Recently, the CEO of a US manufacturer commented that his company would not invest in a factory in France due to concerns over the productivity of local workers. Surprised by these comments, Bob Hancké looked into statistics across Europe for labour market productivity and hours worked. He finds that French workers are nearly as productive as their American counterparts, and […]
Today, David Cameron gave his long-awaited speech on the future of the UK’s relationship with the EU. We asked EUROPP’s expert contributors for their immediate reactions and their thoughts on the speech’s implications for the UK and Europe. Cameron is deeply deluded if he thinks that a referendum will settle the European debate for all time – Andrew Duff MEP, European […]
A depreciation of the euro is not the silver bullet to solve the eurocrisis that many are looking for.
Some commentators are now advocating a devaluation of the euro, citing that this would help the uncompetitive economies of the South to export more to non-EU countries as well as benefiting the eurozone’s larger economies such as Germany. Bob Hancké assesses the merits of devaluing the currency, but finds that owing to the eurozone’s relatively closed nature as a trade […]
European car manufacturers’ latest crisis is only one part of the industry’s two-decades of restructuring and decline.
This week has seen car plant closures in Belgium and the UK, consolidation programmes, including a bail-out for Peugeot and GM/Opel, and a squeeze on the profits of all car manufacturers, including the relatively healthy VW. Bob Hancké takes stock of restructuring in the industry over the last two decades, and finds few reasons to be cheerful. This is not […]
As member states have to negotiate both externally with the EU and internally with their own regions, European integration is reaching a point of exhaustion.
As the leaders of the major EU member states grope towards a solution to the eurocrisis Bob Hancké looks at the impact of the rise of challenges posed to member states’ governments from regions such as Catalonia, Scotland and Flanders. National governments now not only have to negotiate with the EU and other member states, but their own increasingly restless […]
One of the key problems that the newly elected French president François Hollande will have to tackle is France’s weak and falling export competitiveness. Bob Hancké suggests that this may not be quite as simple as some observers suggest: a large part of France’s economic policy-making has, due to the European monetary union (EMU), moved to Berlin – even before the […]
9 out of 10 European employers are no longer investing in training. Governments need to encourage them to invest in this area before Europe faces a massive skills deficit.
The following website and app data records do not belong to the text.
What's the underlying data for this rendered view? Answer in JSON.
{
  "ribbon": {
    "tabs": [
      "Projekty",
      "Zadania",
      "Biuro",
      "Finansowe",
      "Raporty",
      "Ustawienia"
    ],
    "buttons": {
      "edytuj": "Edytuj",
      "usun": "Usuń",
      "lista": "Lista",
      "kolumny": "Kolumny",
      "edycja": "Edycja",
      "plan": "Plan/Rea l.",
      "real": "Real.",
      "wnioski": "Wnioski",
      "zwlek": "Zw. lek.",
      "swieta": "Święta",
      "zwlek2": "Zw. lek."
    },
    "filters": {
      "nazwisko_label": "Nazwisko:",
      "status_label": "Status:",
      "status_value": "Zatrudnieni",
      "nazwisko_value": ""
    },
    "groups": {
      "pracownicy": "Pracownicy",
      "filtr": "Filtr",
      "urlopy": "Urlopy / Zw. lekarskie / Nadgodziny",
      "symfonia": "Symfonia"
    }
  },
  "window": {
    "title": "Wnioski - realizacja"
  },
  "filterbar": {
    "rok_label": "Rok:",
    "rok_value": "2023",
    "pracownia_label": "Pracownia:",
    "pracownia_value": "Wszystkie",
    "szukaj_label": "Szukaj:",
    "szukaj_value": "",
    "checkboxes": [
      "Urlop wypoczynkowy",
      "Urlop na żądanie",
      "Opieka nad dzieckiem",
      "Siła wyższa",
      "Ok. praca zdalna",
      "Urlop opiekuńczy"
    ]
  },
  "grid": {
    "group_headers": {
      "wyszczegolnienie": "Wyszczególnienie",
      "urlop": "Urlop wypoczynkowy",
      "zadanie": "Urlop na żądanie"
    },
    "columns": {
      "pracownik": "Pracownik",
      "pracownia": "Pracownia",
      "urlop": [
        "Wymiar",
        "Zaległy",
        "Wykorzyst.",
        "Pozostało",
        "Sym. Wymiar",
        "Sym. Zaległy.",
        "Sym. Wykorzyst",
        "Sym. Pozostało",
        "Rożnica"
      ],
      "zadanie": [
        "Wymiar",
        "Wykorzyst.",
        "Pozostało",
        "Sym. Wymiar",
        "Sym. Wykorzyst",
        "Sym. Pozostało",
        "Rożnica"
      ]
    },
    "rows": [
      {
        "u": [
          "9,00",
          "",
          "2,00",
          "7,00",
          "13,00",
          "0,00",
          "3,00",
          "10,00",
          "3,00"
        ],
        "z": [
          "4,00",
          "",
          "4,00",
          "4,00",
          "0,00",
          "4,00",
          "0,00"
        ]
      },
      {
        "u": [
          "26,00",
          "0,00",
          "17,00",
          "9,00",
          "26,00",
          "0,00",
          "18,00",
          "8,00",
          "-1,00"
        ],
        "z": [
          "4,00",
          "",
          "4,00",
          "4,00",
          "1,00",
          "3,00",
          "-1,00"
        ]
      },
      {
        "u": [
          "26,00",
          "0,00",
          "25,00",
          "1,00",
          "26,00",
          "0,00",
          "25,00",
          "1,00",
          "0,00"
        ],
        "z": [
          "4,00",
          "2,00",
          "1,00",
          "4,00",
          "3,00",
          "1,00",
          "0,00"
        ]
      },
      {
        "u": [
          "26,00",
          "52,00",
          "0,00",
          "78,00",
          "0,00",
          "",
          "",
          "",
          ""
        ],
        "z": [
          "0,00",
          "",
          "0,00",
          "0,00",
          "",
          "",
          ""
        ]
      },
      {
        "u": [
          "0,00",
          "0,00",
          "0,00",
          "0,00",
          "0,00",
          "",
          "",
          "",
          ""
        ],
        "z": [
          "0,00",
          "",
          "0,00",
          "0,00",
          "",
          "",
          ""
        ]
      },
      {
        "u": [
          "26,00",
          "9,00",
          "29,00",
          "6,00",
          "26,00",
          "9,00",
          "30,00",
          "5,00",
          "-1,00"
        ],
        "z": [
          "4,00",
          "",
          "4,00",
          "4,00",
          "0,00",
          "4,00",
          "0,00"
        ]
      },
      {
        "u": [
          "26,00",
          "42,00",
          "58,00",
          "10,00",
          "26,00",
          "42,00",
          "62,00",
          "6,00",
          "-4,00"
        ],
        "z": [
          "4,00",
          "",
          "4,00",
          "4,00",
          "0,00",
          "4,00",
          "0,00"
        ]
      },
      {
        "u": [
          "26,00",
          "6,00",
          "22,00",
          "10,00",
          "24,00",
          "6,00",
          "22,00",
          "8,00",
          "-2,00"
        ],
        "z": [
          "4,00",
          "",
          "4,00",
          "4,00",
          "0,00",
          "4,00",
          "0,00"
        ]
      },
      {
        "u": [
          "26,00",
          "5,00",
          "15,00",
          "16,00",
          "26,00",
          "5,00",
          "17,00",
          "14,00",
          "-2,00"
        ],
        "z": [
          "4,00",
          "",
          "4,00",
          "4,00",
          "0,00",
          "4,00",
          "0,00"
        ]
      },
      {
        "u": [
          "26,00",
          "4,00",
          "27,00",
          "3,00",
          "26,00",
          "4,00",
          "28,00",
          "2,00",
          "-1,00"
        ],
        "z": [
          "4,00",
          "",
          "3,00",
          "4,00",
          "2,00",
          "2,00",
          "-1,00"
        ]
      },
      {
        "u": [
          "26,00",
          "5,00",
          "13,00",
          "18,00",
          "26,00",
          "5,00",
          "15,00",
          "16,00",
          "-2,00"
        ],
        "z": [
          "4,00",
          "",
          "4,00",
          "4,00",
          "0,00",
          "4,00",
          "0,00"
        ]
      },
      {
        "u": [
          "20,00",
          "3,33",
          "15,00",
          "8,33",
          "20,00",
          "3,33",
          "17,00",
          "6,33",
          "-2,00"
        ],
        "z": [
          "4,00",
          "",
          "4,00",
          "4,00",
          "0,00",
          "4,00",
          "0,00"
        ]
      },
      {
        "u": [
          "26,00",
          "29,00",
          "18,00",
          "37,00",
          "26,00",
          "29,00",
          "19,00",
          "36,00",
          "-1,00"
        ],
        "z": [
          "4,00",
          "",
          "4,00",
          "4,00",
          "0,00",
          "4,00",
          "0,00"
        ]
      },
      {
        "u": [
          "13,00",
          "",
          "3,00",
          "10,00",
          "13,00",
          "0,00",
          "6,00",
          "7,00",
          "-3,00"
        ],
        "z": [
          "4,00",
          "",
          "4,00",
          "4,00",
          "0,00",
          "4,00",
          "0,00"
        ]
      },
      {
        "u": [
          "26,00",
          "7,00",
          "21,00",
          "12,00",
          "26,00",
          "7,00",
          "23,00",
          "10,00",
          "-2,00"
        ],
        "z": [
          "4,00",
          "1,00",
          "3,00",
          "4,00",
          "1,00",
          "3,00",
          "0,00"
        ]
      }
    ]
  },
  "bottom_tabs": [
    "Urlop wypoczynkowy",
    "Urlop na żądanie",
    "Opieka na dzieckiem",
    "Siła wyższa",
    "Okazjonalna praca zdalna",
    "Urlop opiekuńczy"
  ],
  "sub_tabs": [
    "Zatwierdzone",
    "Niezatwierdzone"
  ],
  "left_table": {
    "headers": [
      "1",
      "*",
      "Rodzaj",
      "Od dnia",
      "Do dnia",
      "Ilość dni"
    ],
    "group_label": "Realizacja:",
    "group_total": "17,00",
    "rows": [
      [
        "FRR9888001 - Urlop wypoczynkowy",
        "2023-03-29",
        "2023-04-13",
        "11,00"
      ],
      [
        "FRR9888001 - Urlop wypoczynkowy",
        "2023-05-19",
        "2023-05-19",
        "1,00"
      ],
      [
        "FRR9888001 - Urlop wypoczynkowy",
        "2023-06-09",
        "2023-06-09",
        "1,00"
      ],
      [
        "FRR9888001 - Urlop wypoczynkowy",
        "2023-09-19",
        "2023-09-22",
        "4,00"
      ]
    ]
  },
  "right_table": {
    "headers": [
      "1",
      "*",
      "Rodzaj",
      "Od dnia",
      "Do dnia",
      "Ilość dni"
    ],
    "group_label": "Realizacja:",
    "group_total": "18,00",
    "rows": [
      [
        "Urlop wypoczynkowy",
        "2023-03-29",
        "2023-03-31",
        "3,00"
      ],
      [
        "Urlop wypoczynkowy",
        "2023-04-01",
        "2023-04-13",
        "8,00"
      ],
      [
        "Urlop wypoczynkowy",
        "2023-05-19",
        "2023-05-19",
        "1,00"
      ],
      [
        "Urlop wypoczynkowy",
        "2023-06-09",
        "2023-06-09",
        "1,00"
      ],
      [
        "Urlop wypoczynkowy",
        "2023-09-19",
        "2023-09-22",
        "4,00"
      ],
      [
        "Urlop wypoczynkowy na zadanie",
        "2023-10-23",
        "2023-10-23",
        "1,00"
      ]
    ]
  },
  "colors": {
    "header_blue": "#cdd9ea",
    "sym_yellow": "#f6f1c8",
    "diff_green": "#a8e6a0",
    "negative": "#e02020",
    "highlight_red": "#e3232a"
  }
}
Throughout the Eurozone crisis, most commentators have focused on budget deficits and levels of public debt. But what about Europe’s skills deficit? Bob Hancké argues that investment in training across Europe has plummeted, and that governments must now intervene through tax breaks in order to kick start businesses’ investment in this area. He argues that a skilled workforce is often […]
What is the solution to Greece’s crisis? Bob Hancké argues that neither a boost of its tourism sector nor a control of its wages will lead the country out of its problems. However, investing in and expanding the country’s solar energy facilities might offer an answer which helps not only Greece, but the entire European Union. In an interesting blog […]
With no political union in Europe, the Euro crisis may be a ‘never ending game’ for deep-rooted economic reasons
The long term causes of the Euro crisis were a Euro monetary policy that in combination with wage policies fuelled rapid growth and wage inflation in smaller economies like Greece, Portugal, Spain and Ireland, while simultaneously depressing growth in the stronger economies like Germany. Bob Hancké argues that fiscal federalism, i.e transfer arrangements between the faster and slower growing regions, may have […]